Up one week, down the next.
Up the third week for a half, who knows what comes next?
Through three games, Pitt (2-1, 1-0) and No. 13 Virginia Tech (2-0, 1-0) hold the meaningless designation of co-leaders in the ACC Coastal. Those two, plus Georgia Tech (1-2, 0-1), are the only Coastal teams that have played a conference game.
Pitt’s record indicates some good and some bad, and when coach Pat Narduzzi met with reporters Monday, he was pleased with his review of the 24-19 victory against Georgia Tech but fretting over his team’s second-half offensive malaise.
Pitt hasn’t scored a touchdown in the second half this season, only getting points Saturday from Alex Kessman’s 33-yard field goal.
In addition, only 326 (31 percent) of Pitt’s 1,042 total yards were recorded after halftime.
This has not been a long-term problem, and it’s one that could get fixed as soon as Saturday when Pitt plays North Carolina (0-2) in Chapel Hill. Prior to this season, Narduzzi’s Pitt teams failed to score a second-half touchdown in only three of 38 games.
Nonetheless, the coach wants answers.
Perhaps the most revealing part of his news conference was how he brought up the problem without being asked.
“Why? Is it a lack of focus? What is it?” he said.
If he’s casually mentioning it to reporters, there’s a good chance his conversation with his team on the subject was a bit more intense.
“Why are we not as detailed?” he said, noting five of Pitt’s seven penalties in the Georgia Tech game (three were declined) occurred in the second half.
He conceded the face mask call against defensive end Patrick Jones II that kept alive a Georgia Tech scoring drive in third quarter could have gone either way.
“I don’t know if it was a face mask or not, looked like a helmet rub,” he said. “But we got too close to the head, and they call it, which, I don’t think was a great call. I could see why they did (call it).”
What was most disappointing to Narduzzi was that all four of the accepted penalties occurred on third or fourth down. “The money downs,” he said.
Pitt’s third-down conversion rate falls from 43 percent (15 of 35) for the entire game to 25 percent (four of 16) in the second half.

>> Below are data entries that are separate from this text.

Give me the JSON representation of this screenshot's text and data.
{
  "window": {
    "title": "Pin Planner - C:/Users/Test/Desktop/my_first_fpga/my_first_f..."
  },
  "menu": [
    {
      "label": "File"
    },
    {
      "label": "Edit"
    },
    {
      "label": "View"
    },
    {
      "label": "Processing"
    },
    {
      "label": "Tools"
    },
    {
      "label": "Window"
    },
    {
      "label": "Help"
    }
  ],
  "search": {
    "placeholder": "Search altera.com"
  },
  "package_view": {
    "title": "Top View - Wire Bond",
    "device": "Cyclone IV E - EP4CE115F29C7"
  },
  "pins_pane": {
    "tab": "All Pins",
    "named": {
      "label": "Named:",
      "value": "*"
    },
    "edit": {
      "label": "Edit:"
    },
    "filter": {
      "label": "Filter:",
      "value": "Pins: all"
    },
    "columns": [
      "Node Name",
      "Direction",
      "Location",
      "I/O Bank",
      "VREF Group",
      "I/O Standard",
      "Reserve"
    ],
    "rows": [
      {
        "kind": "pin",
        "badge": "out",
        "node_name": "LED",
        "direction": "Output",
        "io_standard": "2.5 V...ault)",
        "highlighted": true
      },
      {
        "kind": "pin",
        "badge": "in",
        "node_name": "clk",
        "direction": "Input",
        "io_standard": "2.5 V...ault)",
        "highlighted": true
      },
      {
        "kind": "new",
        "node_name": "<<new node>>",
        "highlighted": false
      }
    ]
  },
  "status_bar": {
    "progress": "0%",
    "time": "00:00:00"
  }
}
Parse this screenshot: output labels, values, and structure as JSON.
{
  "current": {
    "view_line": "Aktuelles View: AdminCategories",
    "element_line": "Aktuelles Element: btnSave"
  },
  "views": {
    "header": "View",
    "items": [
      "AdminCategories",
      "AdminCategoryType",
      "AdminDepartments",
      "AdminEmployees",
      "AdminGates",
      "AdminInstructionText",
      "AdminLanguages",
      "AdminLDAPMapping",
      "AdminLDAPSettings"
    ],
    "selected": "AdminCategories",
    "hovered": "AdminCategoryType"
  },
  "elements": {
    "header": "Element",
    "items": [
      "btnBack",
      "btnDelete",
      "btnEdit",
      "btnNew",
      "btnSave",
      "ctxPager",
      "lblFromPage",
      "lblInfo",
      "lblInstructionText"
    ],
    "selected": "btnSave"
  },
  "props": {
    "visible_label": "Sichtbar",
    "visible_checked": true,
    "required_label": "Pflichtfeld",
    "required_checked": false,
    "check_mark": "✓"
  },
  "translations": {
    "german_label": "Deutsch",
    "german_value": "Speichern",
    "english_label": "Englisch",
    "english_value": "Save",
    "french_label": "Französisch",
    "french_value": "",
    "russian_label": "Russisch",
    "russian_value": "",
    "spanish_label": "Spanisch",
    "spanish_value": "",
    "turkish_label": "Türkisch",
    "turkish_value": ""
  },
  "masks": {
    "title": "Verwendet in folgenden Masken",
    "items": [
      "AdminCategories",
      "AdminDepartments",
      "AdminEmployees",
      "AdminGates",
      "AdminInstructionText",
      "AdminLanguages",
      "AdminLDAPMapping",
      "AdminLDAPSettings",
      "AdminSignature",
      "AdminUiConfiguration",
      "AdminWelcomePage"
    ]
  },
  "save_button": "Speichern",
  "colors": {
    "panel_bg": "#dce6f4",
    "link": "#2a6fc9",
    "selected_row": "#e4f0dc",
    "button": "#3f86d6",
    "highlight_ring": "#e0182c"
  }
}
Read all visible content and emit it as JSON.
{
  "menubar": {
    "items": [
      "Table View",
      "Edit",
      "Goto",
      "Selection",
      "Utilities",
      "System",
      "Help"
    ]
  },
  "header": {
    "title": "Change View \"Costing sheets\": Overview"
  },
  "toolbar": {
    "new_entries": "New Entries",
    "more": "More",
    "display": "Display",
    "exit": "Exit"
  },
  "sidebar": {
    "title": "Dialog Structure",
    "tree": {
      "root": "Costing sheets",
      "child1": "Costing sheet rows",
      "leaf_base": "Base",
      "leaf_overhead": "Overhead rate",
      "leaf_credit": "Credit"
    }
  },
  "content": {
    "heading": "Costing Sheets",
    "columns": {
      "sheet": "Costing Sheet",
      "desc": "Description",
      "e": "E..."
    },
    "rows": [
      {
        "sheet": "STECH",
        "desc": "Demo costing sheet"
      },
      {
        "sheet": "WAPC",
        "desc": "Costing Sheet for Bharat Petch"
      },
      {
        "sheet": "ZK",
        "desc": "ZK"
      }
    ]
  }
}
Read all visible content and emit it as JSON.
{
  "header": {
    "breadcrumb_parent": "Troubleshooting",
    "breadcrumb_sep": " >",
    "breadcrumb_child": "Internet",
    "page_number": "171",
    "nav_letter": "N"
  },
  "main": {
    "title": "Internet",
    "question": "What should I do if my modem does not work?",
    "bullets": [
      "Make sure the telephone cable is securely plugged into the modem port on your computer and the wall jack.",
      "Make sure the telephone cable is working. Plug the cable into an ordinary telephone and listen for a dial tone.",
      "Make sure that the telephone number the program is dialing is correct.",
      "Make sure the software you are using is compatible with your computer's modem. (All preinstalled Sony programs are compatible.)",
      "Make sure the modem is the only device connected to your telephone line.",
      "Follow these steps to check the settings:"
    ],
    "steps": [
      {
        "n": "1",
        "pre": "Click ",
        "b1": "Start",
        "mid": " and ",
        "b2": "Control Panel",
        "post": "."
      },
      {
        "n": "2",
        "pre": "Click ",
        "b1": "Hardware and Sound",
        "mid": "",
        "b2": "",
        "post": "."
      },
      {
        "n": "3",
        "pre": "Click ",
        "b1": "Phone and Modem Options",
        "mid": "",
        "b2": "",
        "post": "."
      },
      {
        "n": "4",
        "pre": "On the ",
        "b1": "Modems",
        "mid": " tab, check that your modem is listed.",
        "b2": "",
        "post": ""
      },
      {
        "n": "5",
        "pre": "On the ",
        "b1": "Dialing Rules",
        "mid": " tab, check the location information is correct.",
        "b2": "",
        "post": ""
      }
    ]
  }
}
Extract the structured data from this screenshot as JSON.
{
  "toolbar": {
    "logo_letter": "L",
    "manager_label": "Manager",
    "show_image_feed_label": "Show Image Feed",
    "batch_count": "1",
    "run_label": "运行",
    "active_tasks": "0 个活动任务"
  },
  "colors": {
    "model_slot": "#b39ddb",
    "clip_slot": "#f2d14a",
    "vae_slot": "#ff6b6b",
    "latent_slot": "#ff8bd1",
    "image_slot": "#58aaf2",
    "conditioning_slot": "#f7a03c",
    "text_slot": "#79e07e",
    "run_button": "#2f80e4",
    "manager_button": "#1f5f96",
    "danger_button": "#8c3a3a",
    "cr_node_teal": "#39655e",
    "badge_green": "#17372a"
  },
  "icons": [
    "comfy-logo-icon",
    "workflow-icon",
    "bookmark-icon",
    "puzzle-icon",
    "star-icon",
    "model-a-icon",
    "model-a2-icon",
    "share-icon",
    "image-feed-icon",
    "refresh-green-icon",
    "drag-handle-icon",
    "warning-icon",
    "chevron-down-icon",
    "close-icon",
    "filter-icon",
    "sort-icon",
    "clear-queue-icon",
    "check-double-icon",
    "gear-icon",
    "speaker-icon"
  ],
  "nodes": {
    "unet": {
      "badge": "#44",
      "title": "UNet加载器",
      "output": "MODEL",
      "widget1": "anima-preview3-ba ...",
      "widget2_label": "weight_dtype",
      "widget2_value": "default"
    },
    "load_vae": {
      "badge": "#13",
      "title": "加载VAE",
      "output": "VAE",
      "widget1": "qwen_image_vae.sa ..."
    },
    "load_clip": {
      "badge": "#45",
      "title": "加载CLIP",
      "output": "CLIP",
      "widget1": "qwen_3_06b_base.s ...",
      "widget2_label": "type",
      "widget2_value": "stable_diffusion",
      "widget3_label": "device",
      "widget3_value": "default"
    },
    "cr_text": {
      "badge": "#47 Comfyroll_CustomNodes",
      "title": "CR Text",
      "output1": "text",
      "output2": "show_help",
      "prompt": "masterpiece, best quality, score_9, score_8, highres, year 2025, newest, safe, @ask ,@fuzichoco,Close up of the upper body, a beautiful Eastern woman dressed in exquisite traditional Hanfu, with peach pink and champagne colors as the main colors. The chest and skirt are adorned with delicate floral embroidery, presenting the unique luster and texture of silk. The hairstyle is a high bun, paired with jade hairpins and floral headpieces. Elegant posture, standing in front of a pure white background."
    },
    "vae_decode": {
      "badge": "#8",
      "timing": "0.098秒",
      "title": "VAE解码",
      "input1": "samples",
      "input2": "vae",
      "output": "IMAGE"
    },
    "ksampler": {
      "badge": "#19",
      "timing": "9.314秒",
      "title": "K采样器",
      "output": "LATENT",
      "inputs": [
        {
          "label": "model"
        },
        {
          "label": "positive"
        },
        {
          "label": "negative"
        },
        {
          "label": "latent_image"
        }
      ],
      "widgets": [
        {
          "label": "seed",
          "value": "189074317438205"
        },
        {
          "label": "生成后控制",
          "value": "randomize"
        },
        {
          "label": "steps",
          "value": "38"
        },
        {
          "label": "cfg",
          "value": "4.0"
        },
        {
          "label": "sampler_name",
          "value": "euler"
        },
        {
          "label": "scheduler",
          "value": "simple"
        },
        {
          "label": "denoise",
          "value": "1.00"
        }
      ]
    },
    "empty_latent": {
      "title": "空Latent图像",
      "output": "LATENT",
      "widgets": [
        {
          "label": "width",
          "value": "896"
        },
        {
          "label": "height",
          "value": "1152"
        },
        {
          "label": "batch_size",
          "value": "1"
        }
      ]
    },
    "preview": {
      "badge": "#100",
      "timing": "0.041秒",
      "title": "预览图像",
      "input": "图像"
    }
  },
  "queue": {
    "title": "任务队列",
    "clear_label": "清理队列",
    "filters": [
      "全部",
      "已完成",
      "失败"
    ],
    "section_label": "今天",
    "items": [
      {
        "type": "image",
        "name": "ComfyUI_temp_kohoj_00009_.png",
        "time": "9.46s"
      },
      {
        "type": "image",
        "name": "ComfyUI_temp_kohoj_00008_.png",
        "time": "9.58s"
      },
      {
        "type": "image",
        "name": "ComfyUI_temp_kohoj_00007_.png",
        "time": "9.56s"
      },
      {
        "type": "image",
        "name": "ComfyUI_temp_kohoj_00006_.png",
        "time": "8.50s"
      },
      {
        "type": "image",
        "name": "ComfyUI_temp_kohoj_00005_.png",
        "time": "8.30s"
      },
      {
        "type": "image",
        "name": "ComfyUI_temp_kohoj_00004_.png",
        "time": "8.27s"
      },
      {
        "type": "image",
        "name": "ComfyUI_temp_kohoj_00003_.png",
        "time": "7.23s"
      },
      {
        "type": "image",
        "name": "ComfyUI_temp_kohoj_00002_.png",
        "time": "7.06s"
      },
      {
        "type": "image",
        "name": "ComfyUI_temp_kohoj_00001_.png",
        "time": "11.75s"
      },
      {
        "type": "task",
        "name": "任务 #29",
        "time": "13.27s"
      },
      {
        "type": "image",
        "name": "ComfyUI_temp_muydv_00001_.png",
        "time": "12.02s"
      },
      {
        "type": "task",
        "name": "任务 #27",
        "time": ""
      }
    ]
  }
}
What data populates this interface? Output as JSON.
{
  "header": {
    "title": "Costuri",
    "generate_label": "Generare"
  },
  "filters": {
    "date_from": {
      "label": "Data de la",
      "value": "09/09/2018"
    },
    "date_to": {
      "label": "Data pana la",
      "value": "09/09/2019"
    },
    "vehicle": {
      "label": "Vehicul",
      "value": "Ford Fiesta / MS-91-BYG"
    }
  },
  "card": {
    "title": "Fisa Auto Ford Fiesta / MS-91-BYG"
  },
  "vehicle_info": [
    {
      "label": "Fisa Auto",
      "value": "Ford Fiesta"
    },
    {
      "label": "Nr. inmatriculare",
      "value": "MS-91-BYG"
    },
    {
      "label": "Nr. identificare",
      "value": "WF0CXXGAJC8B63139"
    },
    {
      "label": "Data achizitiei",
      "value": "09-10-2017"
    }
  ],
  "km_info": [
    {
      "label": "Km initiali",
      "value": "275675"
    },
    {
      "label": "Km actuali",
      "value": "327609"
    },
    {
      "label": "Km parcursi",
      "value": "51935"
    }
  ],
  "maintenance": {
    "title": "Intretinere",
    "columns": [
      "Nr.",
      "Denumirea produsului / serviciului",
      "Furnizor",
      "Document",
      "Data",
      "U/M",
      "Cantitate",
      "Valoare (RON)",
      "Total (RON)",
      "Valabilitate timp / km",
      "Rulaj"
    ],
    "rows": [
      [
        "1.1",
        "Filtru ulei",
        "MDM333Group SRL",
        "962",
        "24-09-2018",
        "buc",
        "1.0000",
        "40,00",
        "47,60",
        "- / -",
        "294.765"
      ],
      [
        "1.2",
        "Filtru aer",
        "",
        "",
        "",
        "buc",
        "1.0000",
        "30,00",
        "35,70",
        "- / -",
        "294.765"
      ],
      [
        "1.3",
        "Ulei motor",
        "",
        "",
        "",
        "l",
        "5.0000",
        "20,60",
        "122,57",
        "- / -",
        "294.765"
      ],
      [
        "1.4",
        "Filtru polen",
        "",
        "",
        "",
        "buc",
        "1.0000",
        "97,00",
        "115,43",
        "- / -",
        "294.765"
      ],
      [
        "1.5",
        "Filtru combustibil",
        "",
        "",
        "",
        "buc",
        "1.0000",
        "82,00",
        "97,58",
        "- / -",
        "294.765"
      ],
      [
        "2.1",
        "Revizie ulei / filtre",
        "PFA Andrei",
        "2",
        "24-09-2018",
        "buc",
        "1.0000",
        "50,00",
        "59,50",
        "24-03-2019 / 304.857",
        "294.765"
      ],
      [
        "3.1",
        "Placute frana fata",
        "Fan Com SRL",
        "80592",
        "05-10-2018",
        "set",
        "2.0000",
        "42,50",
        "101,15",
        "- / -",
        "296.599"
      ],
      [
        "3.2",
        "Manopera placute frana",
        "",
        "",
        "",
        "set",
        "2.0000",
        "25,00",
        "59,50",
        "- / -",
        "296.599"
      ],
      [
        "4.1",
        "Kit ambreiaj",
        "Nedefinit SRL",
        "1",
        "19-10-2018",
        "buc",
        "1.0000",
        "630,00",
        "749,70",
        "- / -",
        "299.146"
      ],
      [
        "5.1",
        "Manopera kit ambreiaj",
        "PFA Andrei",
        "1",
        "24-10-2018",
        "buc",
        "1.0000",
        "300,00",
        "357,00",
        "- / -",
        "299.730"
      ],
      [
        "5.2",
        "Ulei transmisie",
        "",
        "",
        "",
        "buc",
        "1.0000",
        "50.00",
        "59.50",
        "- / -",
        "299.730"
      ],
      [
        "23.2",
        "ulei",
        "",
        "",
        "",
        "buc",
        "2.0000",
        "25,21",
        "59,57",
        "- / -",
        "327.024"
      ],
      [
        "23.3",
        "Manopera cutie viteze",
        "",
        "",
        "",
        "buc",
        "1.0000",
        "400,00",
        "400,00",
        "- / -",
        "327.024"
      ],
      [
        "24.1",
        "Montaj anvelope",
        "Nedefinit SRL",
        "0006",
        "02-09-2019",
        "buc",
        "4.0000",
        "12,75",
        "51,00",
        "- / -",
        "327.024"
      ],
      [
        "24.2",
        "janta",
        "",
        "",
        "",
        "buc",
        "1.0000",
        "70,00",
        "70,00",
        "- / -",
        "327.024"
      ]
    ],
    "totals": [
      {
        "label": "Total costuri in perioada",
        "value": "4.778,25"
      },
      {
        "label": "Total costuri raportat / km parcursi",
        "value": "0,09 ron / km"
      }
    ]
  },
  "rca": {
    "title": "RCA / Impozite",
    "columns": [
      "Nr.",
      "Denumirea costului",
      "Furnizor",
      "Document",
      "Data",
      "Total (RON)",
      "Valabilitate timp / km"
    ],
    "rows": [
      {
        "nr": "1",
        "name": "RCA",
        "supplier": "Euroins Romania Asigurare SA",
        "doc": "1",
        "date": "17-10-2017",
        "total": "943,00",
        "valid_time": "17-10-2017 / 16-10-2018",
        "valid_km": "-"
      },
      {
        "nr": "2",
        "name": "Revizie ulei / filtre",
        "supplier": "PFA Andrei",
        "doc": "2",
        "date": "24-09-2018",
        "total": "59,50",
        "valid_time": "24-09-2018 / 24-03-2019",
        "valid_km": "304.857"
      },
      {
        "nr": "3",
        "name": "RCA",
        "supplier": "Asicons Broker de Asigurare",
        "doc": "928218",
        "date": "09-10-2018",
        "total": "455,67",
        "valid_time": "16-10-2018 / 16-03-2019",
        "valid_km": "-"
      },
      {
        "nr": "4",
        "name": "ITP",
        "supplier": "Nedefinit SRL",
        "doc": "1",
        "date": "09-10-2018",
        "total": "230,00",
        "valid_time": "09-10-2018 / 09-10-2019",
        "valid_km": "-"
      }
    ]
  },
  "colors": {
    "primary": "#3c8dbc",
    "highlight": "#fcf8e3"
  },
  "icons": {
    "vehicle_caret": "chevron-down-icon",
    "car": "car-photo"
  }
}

“We have to be sharper on third down and look at what we’re doing there,” he said.
The dropoff in production after halftime was a major factor in the Penn State game when a 14-6 deficit turned into a 51-6 loss. Pitt was ahead of Albany, 33-7, and Georgia Tech, 21-0, at halftime, giving the team some cushion in the second half.
Narduzzi said offensive coordinator Shawn Watson is not calling plays differently in the second half. Rather, he said unforced errors are hurting the offense’s rhythm.
“We’re not making plays,” he said. “(We’re) doing the wrong things, dropping the ball, whatever it may be. We’re not executing.
“We better figure it out. We better get the second half woes of execution out of our system, or it’s going to be hard every week. Something is wrong.”
What’s right about the Panthers is how their defense and special teams functioned against Georgia Tech.
Pitt held the Yellow Jackets’s option offense to 19 points. Only Clemson, Georgia and Boston College allowed Georgia Tech fewer points in five of its past 39 games.
“We emphasize we’re going to get 11 guys (to the football),” Narduzzi said. “We’re going to gang tackle, and that’s the emphasis every week.”
After three games, Narduzzi isn’t ready to call the defensive unit the best in his four years at Pitt, but he did say, “That was one of the best defenses against Georgia Tech, let’s put it that way.”
After holding and kicking problems in the Penn State game, Pitt’s special teams contributed by stopping a fake punt try, downing a punt at the 1 and keeping Georgia Tech away from its own onside kick late in the game.
You can add Kessman’s first field goal of the season to the list, but Narduzzi prefers six points to three.
Jerry DiPaola is a Tribune-Review staff writer. You can contact Jerry at [email protected] or via Twitter @JDiPaola_Trib.